age 25. Pilot (2): P/O. Arthur Frederick Richard Nash age 27, Sergeant Owen Morgan age 27, Sergeant Charles Henry Robert McKee age 21, Sergeant John Daniel O’Halloran age 32, Sergeant Clifford Douglas Luedeke age 20. They are buried on the local cemetery of Hulenburg . There was also, by this time, a third man in Schnaufer’s crew, Wilhelm Gansler, employed mainly as a look-out, an “extra pair of eyes”. In December 1943 Schnaufer had been awarded the Ritterkreuz,

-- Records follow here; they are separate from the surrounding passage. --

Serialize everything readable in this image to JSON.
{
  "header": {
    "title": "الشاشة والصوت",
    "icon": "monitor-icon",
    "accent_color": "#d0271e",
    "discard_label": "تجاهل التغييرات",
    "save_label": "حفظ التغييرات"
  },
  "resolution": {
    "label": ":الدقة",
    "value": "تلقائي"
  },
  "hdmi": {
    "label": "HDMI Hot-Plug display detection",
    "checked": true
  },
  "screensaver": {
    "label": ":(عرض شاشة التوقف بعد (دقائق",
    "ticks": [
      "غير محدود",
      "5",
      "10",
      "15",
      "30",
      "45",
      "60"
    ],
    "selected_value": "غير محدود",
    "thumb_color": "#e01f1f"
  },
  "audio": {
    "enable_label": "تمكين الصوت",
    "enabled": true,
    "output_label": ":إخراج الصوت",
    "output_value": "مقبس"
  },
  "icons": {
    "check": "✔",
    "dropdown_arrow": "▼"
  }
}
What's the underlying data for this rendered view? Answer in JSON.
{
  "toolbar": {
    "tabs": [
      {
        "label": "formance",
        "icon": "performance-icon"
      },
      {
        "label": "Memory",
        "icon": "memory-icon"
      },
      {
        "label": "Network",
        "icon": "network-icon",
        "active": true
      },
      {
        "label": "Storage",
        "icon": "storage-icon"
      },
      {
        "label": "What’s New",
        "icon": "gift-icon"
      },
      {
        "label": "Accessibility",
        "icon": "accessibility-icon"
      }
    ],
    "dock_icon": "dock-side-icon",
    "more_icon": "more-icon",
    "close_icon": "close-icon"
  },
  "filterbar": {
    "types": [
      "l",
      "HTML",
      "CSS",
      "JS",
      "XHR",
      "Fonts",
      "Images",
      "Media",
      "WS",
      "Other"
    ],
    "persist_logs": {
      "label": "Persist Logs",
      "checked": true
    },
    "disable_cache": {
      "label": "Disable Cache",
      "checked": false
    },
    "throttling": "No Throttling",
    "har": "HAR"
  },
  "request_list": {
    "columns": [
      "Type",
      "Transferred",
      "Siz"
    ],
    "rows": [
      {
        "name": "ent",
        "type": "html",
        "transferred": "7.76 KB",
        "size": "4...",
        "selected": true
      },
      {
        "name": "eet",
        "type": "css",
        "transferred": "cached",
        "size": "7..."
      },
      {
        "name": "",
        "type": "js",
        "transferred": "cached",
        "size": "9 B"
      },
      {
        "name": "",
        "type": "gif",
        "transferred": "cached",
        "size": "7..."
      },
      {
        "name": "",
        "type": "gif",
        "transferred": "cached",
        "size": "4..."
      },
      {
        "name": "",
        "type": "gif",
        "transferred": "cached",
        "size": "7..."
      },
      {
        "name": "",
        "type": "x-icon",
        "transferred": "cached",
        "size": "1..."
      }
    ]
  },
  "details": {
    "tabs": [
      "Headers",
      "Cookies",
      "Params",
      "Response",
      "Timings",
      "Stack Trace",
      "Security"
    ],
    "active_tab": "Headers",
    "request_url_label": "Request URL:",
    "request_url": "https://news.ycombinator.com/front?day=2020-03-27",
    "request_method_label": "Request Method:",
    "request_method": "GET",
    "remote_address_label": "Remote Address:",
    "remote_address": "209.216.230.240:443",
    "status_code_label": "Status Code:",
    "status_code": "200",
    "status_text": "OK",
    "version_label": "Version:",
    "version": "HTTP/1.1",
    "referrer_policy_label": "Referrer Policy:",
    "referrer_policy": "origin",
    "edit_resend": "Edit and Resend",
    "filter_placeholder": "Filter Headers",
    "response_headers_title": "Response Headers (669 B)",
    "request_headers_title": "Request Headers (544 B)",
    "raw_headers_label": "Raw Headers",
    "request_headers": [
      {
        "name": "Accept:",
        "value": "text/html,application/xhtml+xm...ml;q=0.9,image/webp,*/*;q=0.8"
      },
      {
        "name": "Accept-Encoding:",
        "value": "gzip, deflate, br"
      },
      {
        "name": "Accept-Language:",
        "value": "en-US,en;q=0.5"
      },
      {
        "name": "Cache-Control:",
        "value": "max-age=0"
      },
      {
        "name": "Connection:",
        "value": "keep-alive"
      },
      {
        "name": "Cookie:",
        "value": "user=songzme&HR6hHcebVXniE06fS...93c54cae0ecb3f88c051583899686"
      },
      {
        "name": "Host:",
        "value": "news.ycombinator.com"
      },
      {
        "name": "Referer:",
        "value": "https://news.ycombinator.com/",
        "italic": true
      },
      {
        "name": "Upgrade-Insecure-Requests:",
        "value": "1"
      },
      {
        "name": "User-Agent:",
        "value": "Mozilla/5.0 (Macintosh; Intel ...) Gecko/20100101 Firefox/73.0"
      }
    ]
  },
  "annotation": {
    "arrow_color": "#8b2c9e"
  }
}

with his score standing at 42. Schnaufer remained as Kommandeur IV./NJG 1 until November 1944, being promoted Hauptmann in May 1944 and receiving the Eichenlaub in June after 84 victories. He was awarded the Schwerter in July, with his score at 89. In July, too, his two crewmen, Fritz Rumpelhardt and Wilhelm Gänsler
. Rumpelhardt died old age 90 on 20-01-2011 in Kehl. Both his twin brothers were killed in action as Luftwaffe pilots during the war. Wilhelm Gänsler died age 60 on 22-11-1985 in Calw. In September 1944 IV./NJG 1 retreated back into Germany, being stationed temporarily at Dusseldorf and Dortmund. Schnaufer achieved his 100th night-time victory on 09-10-1944, for which achievement he was awarded the Brillanten by Adolf Hitler (did you know). The following month Heinz Schnaufer, still only 22 years old, was made Kommodore NJG 4, based at Gütersloh. At the end of the year his score was 106. In December he was promoted Major. Schnaufer’s greatest one-off success came on 21-02-1945, when he destroyed 9 RAF heavy bombers in the course of one day, two in the early hours of the morning and a further seven in the evening. Post-war research suggests that in fact his total that day was 10, one claim not having been acknowledged. At the end of the war Schnaufer’s official tally stood at 121. He was taken prisoner by the British in May 1945 at Eggebek in Schleswig-Holstein, but was released later that year and returned to Calw, where he took over the reins of the family wine business, his father having died during the war.
Death and burial ground of Schnaufer, Heinz Wolfgang.
By the time of his death in 1950 he had built up the business to a very prosperous concern in Calw. His end came when, during a wine-purchasing visit to France, his open sports car was in collision with a lorry on the main road south from Bordeaux. The lorry driven by Jean Antoine Gasc had failed to observe right of way and entered the main road illegally. Heavy gas cylinders from the lorry fell on to Schnaufer’s car, at least one of them hitting Schnaufer on the head. The collision ruptured the fuel tank of the Mercedes and ignited the petrol. Witnesses to the accident quickly put out the flames. Alice Ducourneau gave first aid to Schnaufer, who was bleeding from a wound from the back of his head. The police appeared at the scene of the accident at about 19:30 followed by an ambulance shortly after. Suffering a fractured skull, he was then immediately taken to the Saint-André Hôpital in Bordeaux He died in hospital two days later, on 15-07-1950, age 28 on 16-11-1950. Gasc was found guilty of not yielding the right of way, and his speed was considered too high. It was ruled that as a consequence of not observing the law, he involuntarily caused the death of Schnaufer. Heinz Wolfgang Schnaufer is buried on the local cemetery of Calw, along the wall..